A Student-Run Public History Blog from Chicago
It’s 95 degrees and about 75% relative humidity. I’m hunched over a box of documents in the un-air-conditioned attic of a former US Senator who now lives in Chicago. As I flip through hundreds of file folders, I remove all financial records and anything that says “FEC.” To the left, my boss stands and hands folders one-by-one to the Senator, who reviews every document-be it a lawsuit or a Christmas card- and tells a brief story before approving it for donation or discarding it. 30-odd large boxes surround us, brimming with files and papers yet to be sorted. After 4 stuffy hours, we’ve made it through 1/10 of the material. Does anyone have a bucket of ice water I can borrow?
After some rehydration and reflection on this archival materials pick-up I recently accompanied my boss on, I realized how the experience can be used to examine some of the benefits, pitfalls, and other issues archival professionals face when dealing with living donors.
Living donors can be an amazing resource for archivists- and indirectly for historians. Donors can answer questions and provide context for their collections through storytelling or other verbal and written communication. Interaction with donors also gives the archivist an idea of the donor’s personality, which could lead to insights when arranging and describing a collection. Such knowledge can also be shared with users to provide deeper context for their research.

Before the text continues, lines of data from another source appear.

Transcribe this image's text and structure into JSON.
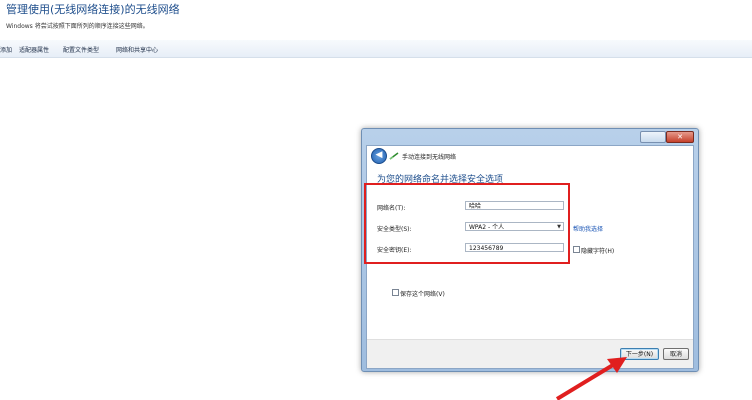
{
  "background": {
    "title": "管理使用(无线网络连接)的无线网络",
    "subtitle": "Windows 将尝试按照下面所列的顺序连接这些网络。",
    "toolbar": [
      "添加",
      "适配器属性",
      "配置文件类型",
      "网络和共享中心"
    ]
  },
  "dialog": {
    "close_label": "✕",
    "back_icon": "back-arrow-icon",
    "title": "手动连接到无线网络",
    "heading": "为您的网络命名并选择安全选项",
    "fields": {
      "network_name_label": "网络名(T):",
      "network_name_value": "哈哈",
      "security_type_label": "安全类型(S):",
      "security_type_value": "WPA2 - 个人",
      "security_key_label": "安全密钥(E):",
      "security_key_value": "123456789"
    },
    "help_link": "帮助我选择",
    "hide_chars_label": "隐藏字符(H)",
    "save_network_label": "保存这个网络(V)",
    "next_button": "下一步(N)",
    "cancel_button": "取消"
  },
  "colors": {
    "highlight": "#e01f1f",
    "heading": "#1e4e8c"
  }
}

Of course, the politics of working with a living donor can be difficult too. Some donors make demands for control of the arrangement and description of their collections. Some donors ask for materials back after they have been legally signed over to a repository through a deed of gift. Headaches, to be sure. But to me, the most interesting aspect of a living donor is the desire that often manifests for one to edit-or in some cases censor- one’s own legacy. We all want to look good in the history books, right? When donors are alive, they can decide what not to include in their own record. And in the name of shared authority, this is unquestionable. But it makes for an incomplete historical record.
It also raises questions about who has the right to dictate a legacy. Should an individual alone decide how he or she is remembered? Does that right fall to those who were most affected or closest to the individual? What about outsiders or third-parties (including but not limited to Public Historians) who can come in with a supposedly unbiased approach? Of course in the case of archives, it is less about memory and more about creating and preserving a complete and accurate historical record. A gap in context created by the omission of one document could shape historical interpretation for centuries.
Of course, legacy maintenance is nothing new. Court historians have flattered their monarchs to keep their jobs (and sometimes their heads). Corporate lackeys have shredded papers to escape prosecution but also to erase histories of corruption in their companies. Because all primary resources are biased in some way, archival professionals must recognize the importance of working with living donors to document recent history and to ensure the most robust historical record possible.